Records provided »
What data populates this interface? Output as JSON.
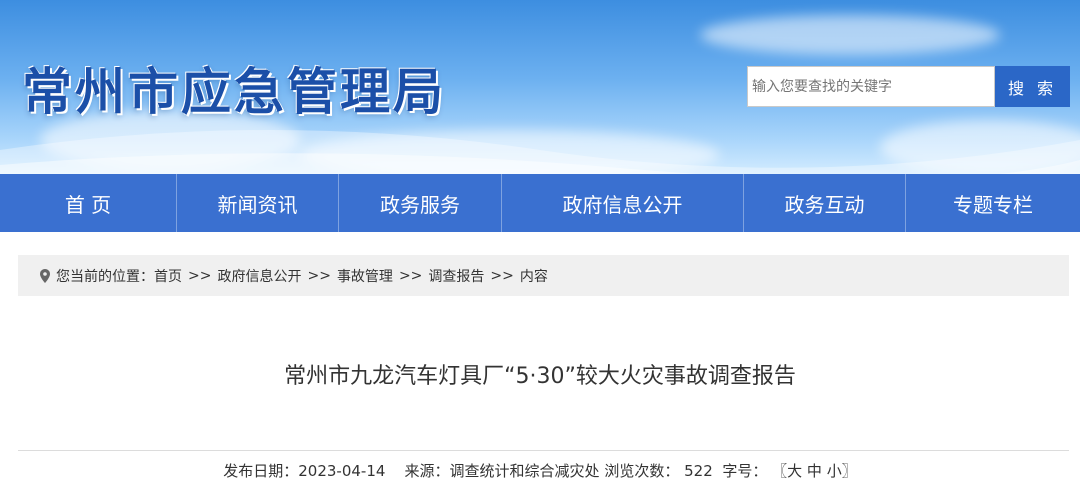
{
  "header": {
    "site_title": "常州市应急管理局",
    "search": {
      "placeholder": "输入您要查找的关键字",
      "button_label": "搜 索"
    }
  },
  "nav": {
    "items": [
      "首 页",
      "新闻资讯",
      "政务服务",
      "政府信息公开",
      "政务互动",
      "专题专栏"
    ]
  },
  "breadcrumb": {
    "label": "您当前的位置：",
    "items": [
      "首页",
      "政府信息公开",
      "事故管理",
      "调查报告",
      "内容"
    ],
    "separator": ">>"
  },
  "article": {
    "title": "常州市九龙汽车灯具厂“5·30”较大火灾事故调查报告",
    "meta": {
      "date_label": "发布日期：",
      "date": "2023-04-14",
      "source_label": "来源：",
      "source": "调查统计和综合减灾处",
      "views_label": "浏览次数：",
      "views": "522",
      "font_label": "字号：",
      "bracket_open": "〖",
      "size_large": "大",
      "size_medium": "中",
      "size_small": "小",
      "bracket_close": "〗"
    }
  },
  "colors": {
    "brand_blue": "#3a70d0",
    "title_blue": "#1b4fa8",
    "search_button": "#2b67c7"
  }
}
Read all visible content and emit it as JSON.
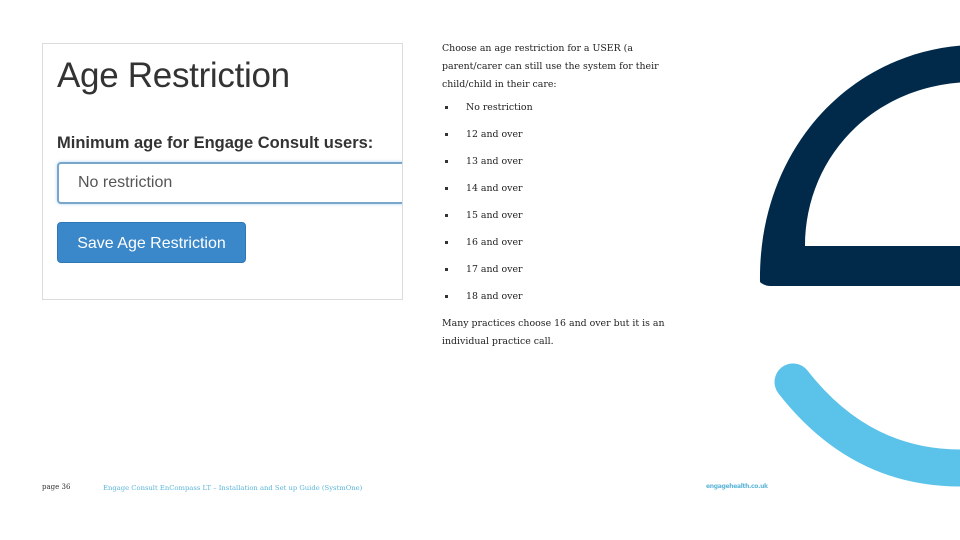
{
  "screenshot_card": {
    "title": "Age Restriction",
    "field_label": "Minimum age for Engage Consult users:",
    "select_value": "No restriction",
    "save_button_label": "Save Age Restriction"
  },
  "instructions": {
    "intro": "Choose an age restriction for a USER (a parent/carer can still use the system for their child/child in their care:",
    "options": [
      "No restriction",
      "12 and over",
      "13 and over",
      "14 and over",
      "15 and over",
      "16 and over",
      "17 and over",
      "18 and over"
    ],
    "outro": "Many practices choose 16 and over but it is an individual practice call."
  },
  "footer": {
    "page_number": "page 36",
    "document_title": "Engage Consult EnCompass LT – Installation and Set up Guide (SystmOne)",
    "website": "engagehealth.co.uk"
  },
  "brand_colors": {
    "navy": "#012a4a",
    "light_blue": "#5bc2ea",
    "button_blue": "#3a87c9"
  }
}
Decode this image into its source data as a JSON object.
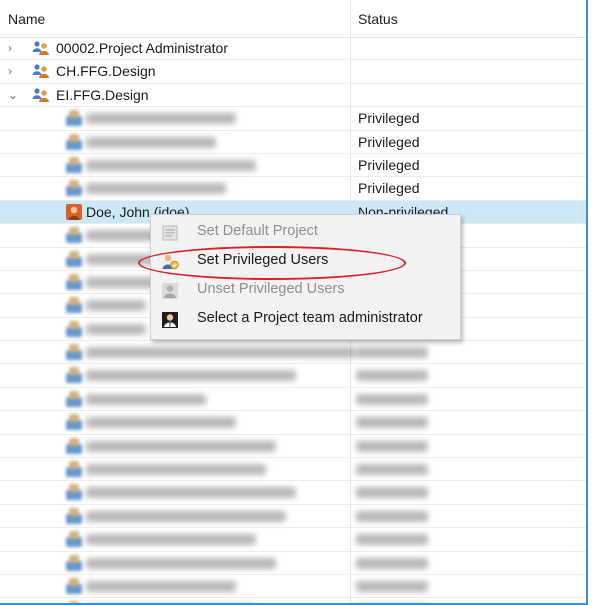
{
  "columns": {
    "name": "Name",
    "status": "Status"
  },
  "groups": [
    {
      "label": "00002.Project Administrator",
      "expanded": false
    },
    {
      "label": "CH.FFG.Design",
      "expanded": false
    },
    {
      "label": "EI.FFG.Design",
      "expanded": true
    }
  ],
  "users": [
    {
      "status": "Privileged",
      "blur_width": 150
    },
    {
      "status": "Privileged",
      "blur_width": 130
    },
    {
      "status": "Privileged",
      "blur_width": 170
    },
    {
      "status": "Privileged",
      "blur_width": 140
    },
    {
      "name": "Doe, John (jdoe)",
      "status": "Non-privileged",
      "selected": true
    },
    {
      "blur_width": 70
    },
    {
      "blur_width": 80
    },
    {
      "blur_width": 70
    },
    {
      "blur_width": 60
    },
    {
      "blur_width": 60
    },
    {
      "blur_width": 270,
      "status_blurred": true
    },
    {
      "blur_width": 210,
      "status_blurred": true
    },
    {
      "blur_width": 120,
      "status_blurred": true
    },
    {
      "blur_width": 150,
      "status_blurred": true
    },
    {
      "blur_width": 190,
      "status_blurred": true
    },
    {
      "blur_width": 180,
      "status_blurred": true
    },
    {
      "blur_width": 210,
      "status_blurred": true
    },
    {
      "blur_width": 200,
      "status_blurred": true
    },
    {
      "blur_width": 170,
      "status_blurred": true
    },
    {
      "blur_width": 190,
      "status_blurred": true
    },
    {
      "blur_width": 150,
      "status_blurred": true
    },
    {
      "blur_width": 170,
      "status_blurred": true
    }
  ],
  "context_menu": {
    "items": [
      {
        "label": "Set Default Project",
        "enabled": false,
        "icon": "default-project-icon"
      },
      {
        "label": "Set Privileged Users",
        "enabled": true,
        "icon": "privileged-users-icon",
        "highlighted": true
      },
      {
        "label": "Unset Privileged Users",
        "enabled": false,
        "icon": "unset-privileged-icon"
      },
      {
        "label": "Select a Project team administrator",
        "enabled": true,
        "icon": "team-admin-icon"
      }
    ]
  },
  "colors": {
    "selection": "#cce8f6",
    "callout": "#d8212a",
    "frame": "#3c8ed4"
  }
}
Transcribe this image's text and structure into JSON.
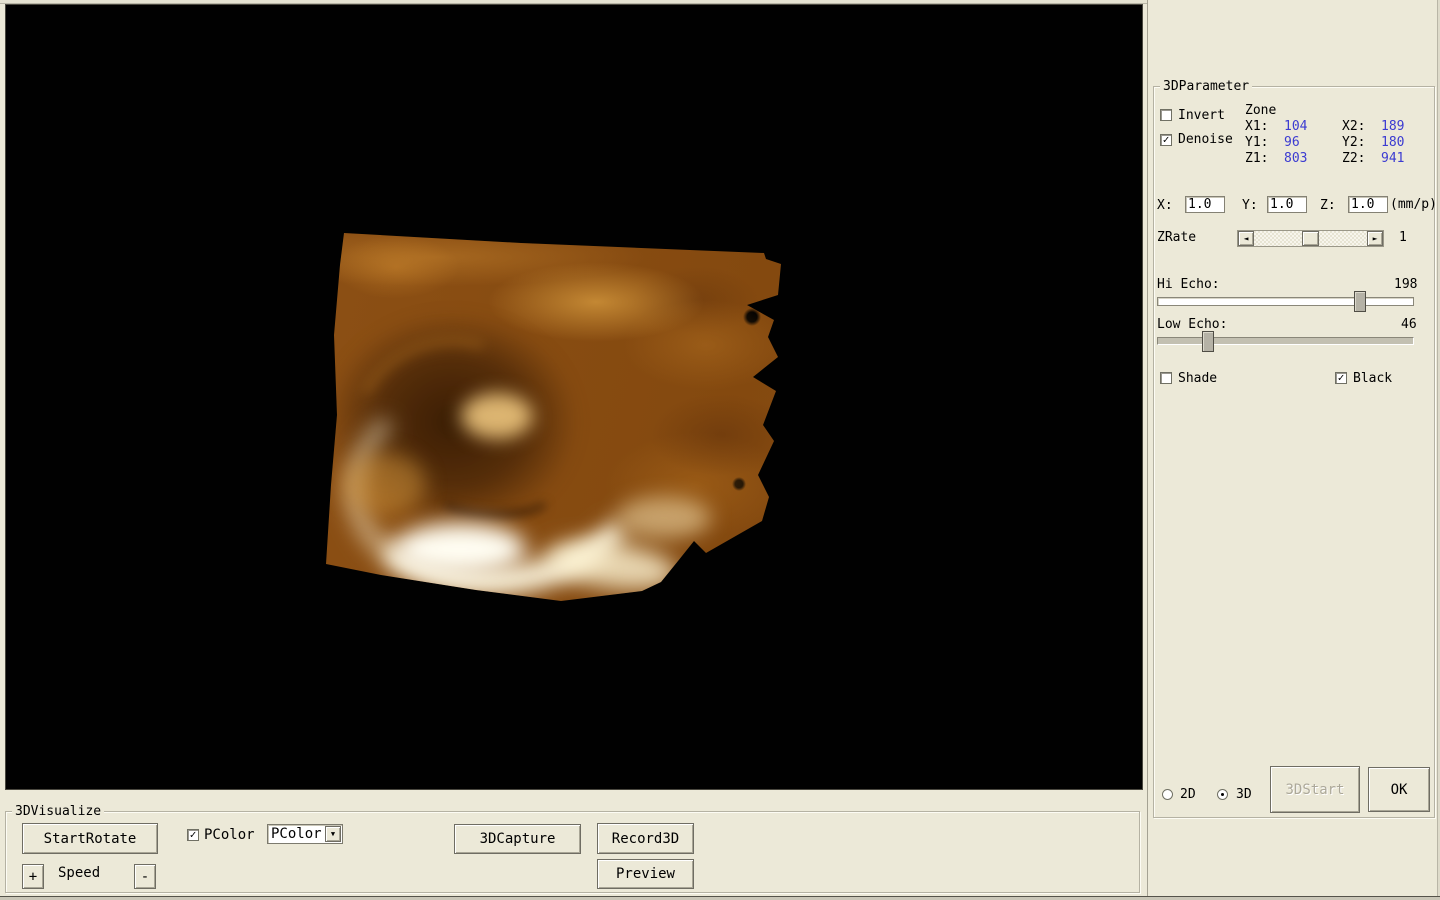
{
  "icons": {
    "check": "✓",
    "dropdown_arrow": "▼",
    "scroll_left": "◄",
    "scroll_right": "►"
  },
  "viewport": {
    "content": "3D ultrasound volume rendering, amber/sepia tones with bright echogenic crescent"
  },
  "parameter_panel": {
    "title": "3DParameter",
    "invert": {
      "label": "Invert",
      "checked": false
    },
    "denoise": {
      "label": "Denoise",
      "checked": true
    },
    "zone": {
      "label": "Zone",
      "value_color": "#3b3bd1",
      "x1_label": "X1:",
      "x1": "104",
      "x2_label": "X2:",
      "x2": "189",
      "y1_label": "Y1:",
      "y1": "96",
      "y2_label": "Y2:",
      "y2": "180",
      "z1_label": "Z1:",
      "z1": "803",
      "z2_label": "Z2:",
      "z2": "941"
    },
    "scale": {
      "x_label": "X:",
      "x_value": "1.0",
      "y_label": "Y:",
      "y_value": "1.0",
      "z_label": "Z:",
      "z_value": "1.0",
      "unit": "(mm/p)"
    },
    "zrate": {
      "label": "ZRate",
      "value": "1"
    },
    "hi_echo": {
      "label": "Hi Echo:",
      "value": "198"
    },
    "low_echo": {
      "label": "Low Echo:",
      "value": "46"
    },
    "shade": {
      "label": "Shade",
      "checked": false
    },
    "black": {
      "label": "Black",
      "checked": true
    },
    "mode_2d": {
      "label": "2D",
      "selected": false
    },
    "mode_3d": {
      "label": "3D",
      "selected": true
    },
    "start_button": "3DStart",
    "ok_button": "OK"
  },
  "visualize_panel": {
    "title": "3DVisualize",
    "start_rotate_button": "StartRotate",
    "pcolor_checkbox": {
      "label": "PColor",
      "checked": true
    },
    "pcolor_dropdown": {
      "value": "PColor"
    },
    "capture_button": "3DCapture",
    "record_button": "Record3D",
    "preview_button": "Preview",
    "speed": {
      "label": "Speed",
      "plus": "+",
      "minus": "-"
    }
  }
}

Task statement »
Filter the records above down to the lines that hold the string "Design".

Exercise answer »
      "label": "CH.FFG.Design",
      "label": "EI.FFG.Design",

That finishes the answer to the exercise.